>>>

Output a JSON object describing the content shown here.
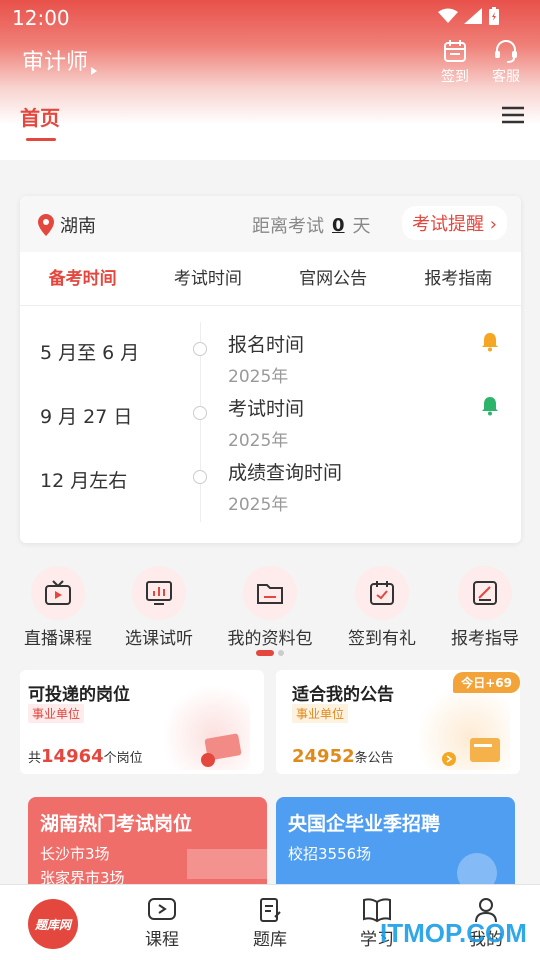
{
  "status_bar": {
    "time": "12:00"
  },
  "header": {
    "app_title": "审计师",
    "actions": [
      {
        "label": "签到",
        "icon": "calendar-icon"
      },
      {
        "label": "客服",
        "icon": "headset-icon"
      }
    ],
    "active_tab": "首页"
  },
  "exam_card": {
    "location": "湖南",
    "distance_prefix": "距离考试",
    "distance_days": "0",
    "distance_suffix": "天",
    "remind_label": "考试提醒",
    "tabs": [
      "备考时间",
      "考试时间",
      "官网公告",
      "报考指南"
    ],
    "timeline": [
      {
        "date": "5 月至 6 月",
        "title": "报名时间",
        "year": "2025年",
        "bell_color": "#f5a623"
      },
      {
        "date": "9 月 27 日",
        "title": "考试时间",
        "year": "2025年",
        "bell_color": "#2db46a"
      },
      {
        "date": "12 月左右",
        "title": "成绩查询时间",
        "year": "2025年",
        "bell_color": ""
      }
    ]
  },
  "quick_links": [
    {
      "label": "直播课程",
      "icon": "live-tv-icon"
    },
    {
      "label": "选课试听",
      "icon": "course-preview-icon"
    },
    {
      "label": "我的资料包",
      "icon": "folder-icon"
    },
    {
      "label": "签到有礼",
      "icon": "calendar-check-icon"
    },
    {
      "label": "报考指导",
      "icon": "guide-icon"
    }
  ],
  "info_cards": [
    {
      "title": "可投递的岗位",
      "tag": "事业单位",
      "count_prefix": "共",
      "count": "14964",
      "count_suffix": "个岗位",
      "count_color": "#e4473e"
    },
    {
      "title": "适合我的公告",
      "tag": "事业单位",
      "count_prefix": "",
      "count": "24952",
      "count_suffix": "条公告",
      "count_color": "#e08a1c",
      "badge": "今日+69"
    }
  ],
  "promos": [
    {
      "title": "湖南热门考试岗位",
      "lines": [
        "长沙市3场",
        "张家界市3场"
      ],
      "color": "#ef6e6a"
    },
    {
      "title": "央国企毕业季招聘",
      "lines": [
        "校招3556场"
      ],
      "color": "#4f9ef2"
    }
  ],
  "bottom_nav": [
    {
      "label": "题库网",
      "icon": "logo-icon"
    },
    {
      "label": "课程",
      "icon": "play-icon"
    },
    {
      "label": "题库",
      "icon": "document-icon"
    },
    {
      "label": "学习",
      "icon": "book-icon"
    },
    {
      "label": "我的",
      "icon": "user-icon"
    }
  ],
  "watermark": "ITMOP.COM"
}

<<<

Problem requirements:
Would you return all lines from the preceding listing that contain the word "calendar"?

Written answer:
        "icon": "calendar-icon"
      "icon": "calendar-check-icon"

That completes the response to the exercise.